‘This Week In Podcasts’ is out weekly podcast round-up of internet radio listened to and loved by the Inverse staff.

Shall We Play a Game - [Episode Link]

I was recently introduced to “Shall We Play a Game?” a new series about video games from Kotaku and New York Times writer Chris Suellentrop. It’s sharp and rich with insight, but perhaps best of all is that every episode is shorter than a TV sitcom. There’s no fat here, it’s focused and quite serious for a show that is all about fun and games.

The best episode to jump in is the most recent: Ernest Cline, author of “Armada,” and critic Laura Hudson who disliked it. Suellentrop’s conversation with both individually is an amazing demonstration of opposing views presented without an agenda, and neither leave you thinking less of the other. - Eric Francisco

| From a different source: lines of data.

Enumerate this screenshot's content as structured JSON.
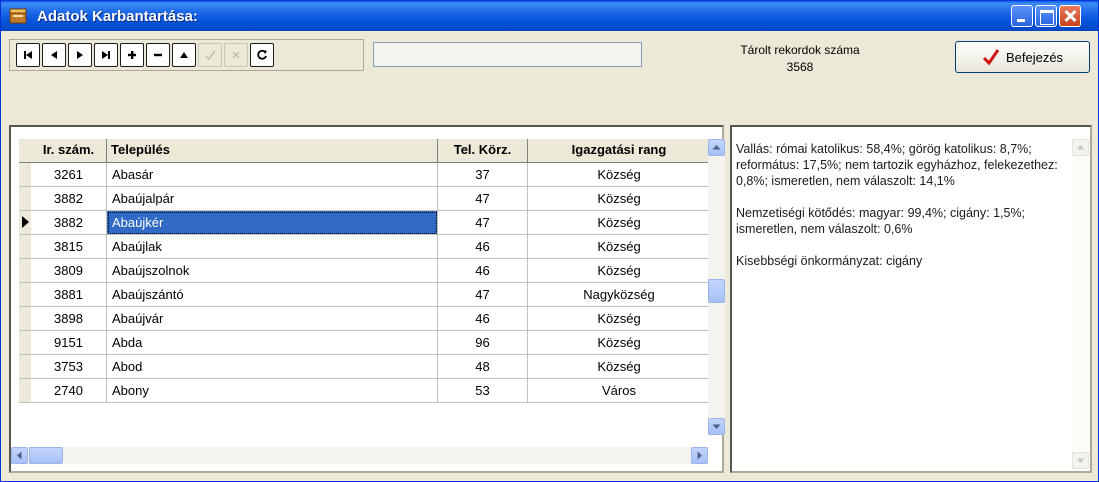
{
  "window": {
    "title": "Adatok Karbantartása:"
  },
  "toolbar": {
    "nav_buttons": [
      "first",
      "prior",
      "next",
      "last",
      "insert",
      "delete",
      "edit",
      "post",
      "cancel",
      "refresh"
    ],
    "record_count_label": "Tárolt rekordok száma",
    "record_count": "3568",
    "finish_label": "Befejezés"
  },
  "grid": {
    "headers": [
      "Ir. szám.",
      "Település",
      "Tel. Körz.",
      "Igazgatási rang"
    ],
    "rows": [
      [
        "3261",
        "Abasár",
        "37",
        "Község"
      ],
      [
        "3882",
        "Abaújalpár",
        "47",
        "Község"
      ],
      [
        "3882",
        "Abaújkér",
        "47",
        "Község"
      ],
      [
        "3815",
        "Abaújlak",
        "46",
        "Község"
      ],
      [
        "3809",
        "Abaújszolnok",
        "46",
        "Község"
      ],
      [
        "3881",
        "Abaújszántó",
        "47",
        "Nagyközség"
      ],
      [
        "3898",
        "Abaújvár",
        "46",
        "Község"
      ],
      [
        "9151",
        "Abda",
        "96",
        "Község"
      ],
      [
        "3753",
        "Abod",
        "48",
        "Község"
      ],
      [
        "2740",
        "Abony",
        "53",
        "Város"
      ]
    ],
    "selected_row": 2
  },
  "info": {
    "paragraphs": [
      "Vallás: római katolikus: 58,4%; görög katolikus: 8,7%; református: 17,5%; nem tartozik egyházhoz, felekezethez: 0,8%; ismeretlen, nem válaszolt: 14,1%",
      "Nemzetiségi kötődés: magyar: 99,4%; cigány: 1,5%; ismeretlen, nem válaszolt: 0,6%",
      "Kisebbségi önkormányzat: cigány"
    ]
  },
  "colors": {
    "titlebar": "#0553d8",
    "selection": "#316ac5",
    "check": "#d21414"
  }
}
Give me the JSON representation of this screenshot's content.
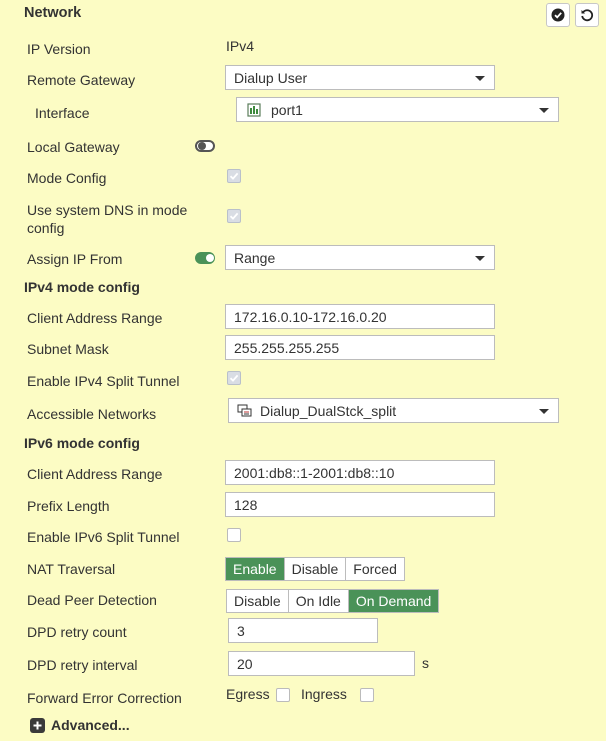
{
  "header": {
    "title": "Network"
  },
  "fields": {
    "ip_version": {
      "label": "IP Version",
      "value": "IPv4"
    },
    "remote_gateway": {
      "label": "Remote Gateway",
      "value": "Dialup User"
    },
    "interface": {
      "label": "Interface",
      "value": "port1"
    },
    "local_gateway": {
      "label": "Local Gateway",
      "enabled": false
    },
    "mode_config": {
      "label": "Mode Config",
      "checked": true
    },
    "use_system_dns": {
      "label_line1": "Use system DNS in mode",
      "label_line2": "config",
      "checked": true
    },
    "assign_ip_from": {
      "label": "Assign IP From",
      "enabled": true,
      "value": "Range"
    }
  },
  "ipv4": {
    "section": "IPv4 mode config",
    "client_range": {
      "label": "Client Address Range",
      "value": "172.16.0.10-172.16.0.20"
    },
    "subnet_mask": {
      "label": "Subnet Mask",
      "value": "255.255.255.255"
    },
    "split_tunnel": {
      "label": "Enable IPv4 Split Tunnel",
      "checked": true
    },
    "accessible_networks": {
      "label": "Accessible Networks",
      "value": "Dialup_DualStck_split"
    }
  },
  "ipv6": {
    "section": "IPv6 mode config",
    "client_range": {
      "label": "Client Address Range",
      "value": "2001:db8::1-2001:db8::10"
    },
    "prefix_length": {
      "label": "Prefix Length",
      "value": "128"
    },
    "split_tunnel": {
      "label": "Enable IPv6 Split Tunnel",
      "checked": false
    }
  },
  "nat_traversal": {
    "label": "NAT Traversal",
    "options": [
      "Enable",
      "Disable",
      "Forced"
    ],
    "selected": "Enable"
  },
  "dpd": {
    "label": "Dead Peer Detection",
    "options": [
      "Disable",
      "On Idle",
      "On Demand"
    ],
    "selected": "On Demand"
  },
  "dpd_retry_count": {
    "label": "DPD retry count",
    "value": "3"
  },
  "dpd_retry_interval": {
    "label": "DPD retry interval",
    "value": "20",
    "unit": "s"
  },
  "fec": {
    "label": "Forward Error Correction",
    "egress": "Egress",
    "ingress": "Ingress",
    "egress_checked": false,
    "ingress_checked": false
  },
  "advanced": {
    "label": "Advanced..."
  },
  "colors": {
    "accent": "#4a9258",
    "background": "#fcfcc4",
    "toggle_off": "#555555"
  }
}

KCRW’s Here Be Monsters is a chronicle of creepy and true stories, and given that I seek this shit out on the reg, I got pretty into the latest podcast about the Heaven’s Gate cult. It’s… unsettling. It kind of starts innocently — walking through the cult’s beginnings and business, which was web design — and moves into darker territory. The narrator sounds like a “Tower of Terror” bellhop and odd, pulsating electronic music sits beneath the proceedings. There’s a pretty unusual twist in this episode, too. It all adds up to a pretty singular aura. - Corban Goble

I know we’ve mentioned How Did This Get Made on here already, but this week’s Sharknado 3 episode continued in the tradition of completely — and hilariously — deconstructing the improbably popular schlock movies that have come out the past three years. The best thing about this episode is how the hosts complain that they couldn’t be in this installment when it features cameos from z-list celebrities like Jackie Collins or the Real Housewives of Wherever. These are the “so bad they’re good” movies this show was made for. - Sean Hutchinson

Talking To A White Guy is a podcast hosted by Judnick Maynard, who’s written for the Fader, Jezebel, and Gawker. The premise is simple, Judnikki chats with a random white guy without giving his name about whatever topic comes to her mind. The show doesn’t give an introduction or even a proper outro, Judnikki frequently steps over the co-host. It’s great.

This week Judnikki spoke to the issues surrounding Nicki Minaj and Taylor Swift, feels uncomfortable attending protests, and throws disgust towards white people obsessed with black hair. It’s a conversation about race that illuminates the shallowness of “conversations on race.” - David Turner